[Dataset rows describing interfaces]
........
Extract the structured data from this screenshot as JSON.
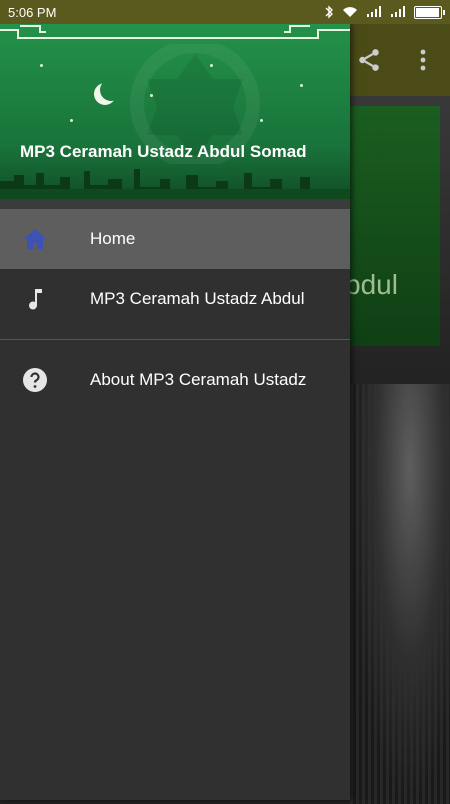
{
  "status_bar": {
    "time": "5:06 PM"
  },
  "background_app": {
    "visible_title_fragment": "bdul"
  },
  "drawer": {
    "header_title": "MP3 Ceramah Ustadz Abdul Somad",
    "items": [
      {
        "label": "Home",
        "icon": "home-icon",
        "active": true
      },
      {
        "label": "MP3 Ceramah Ustadz Abdul",
        "icon": "music-note-icon",
        "active": false
      },
      {
        "label": "About MP3 Ceramah Ustadz",
        "icon": "help-circle-icon",
        "active": false
      }
    ]
  },
  "colors": {
    "status_bar": "#5a5a1e",
    "toolbar": "#4b4b18",
    "drawer_bg": "#303030",
    "header_green": "#23924a",
    "active_item": "#5e5e5e",
    "home_icon": "#3f51b5"
  }
}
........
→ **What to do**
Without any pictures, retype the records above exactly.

→ **Output of the exercise**
Extract the structured data from this screenshot as JSON.
{
  "status_bar": {
    "time": "5:06 PM"
  },
  "background_app": {
    "visible_title_fragment": "bdul"
  },
  "drawer": {
    "header_title": "MP3 Ceramah Ustadz Abdul Somad",
    "items": [
      {
        "label": "Home",
        "icon": "home-icon",
        "active": true
      },
      {
        "label": "MP3 Ceramah Ustadz Abdul",
        "icon": "music-note-icon",
        "active": false
      },
      {
        "label": "About MP3 Ceramah Ustadz",
        "icon": "help-circle-icon",
        "active": false
      }
    ]
  },
  "colors": {
    "status_bar": "#5a5a1e",
    "toolbar": "#4b4b18",
    "drawer_bg": "#303030",
    "header_green": "#23924a",
    "active_item": "#5e5e5e",
    "home_icon": "#3f51b5"
  }
}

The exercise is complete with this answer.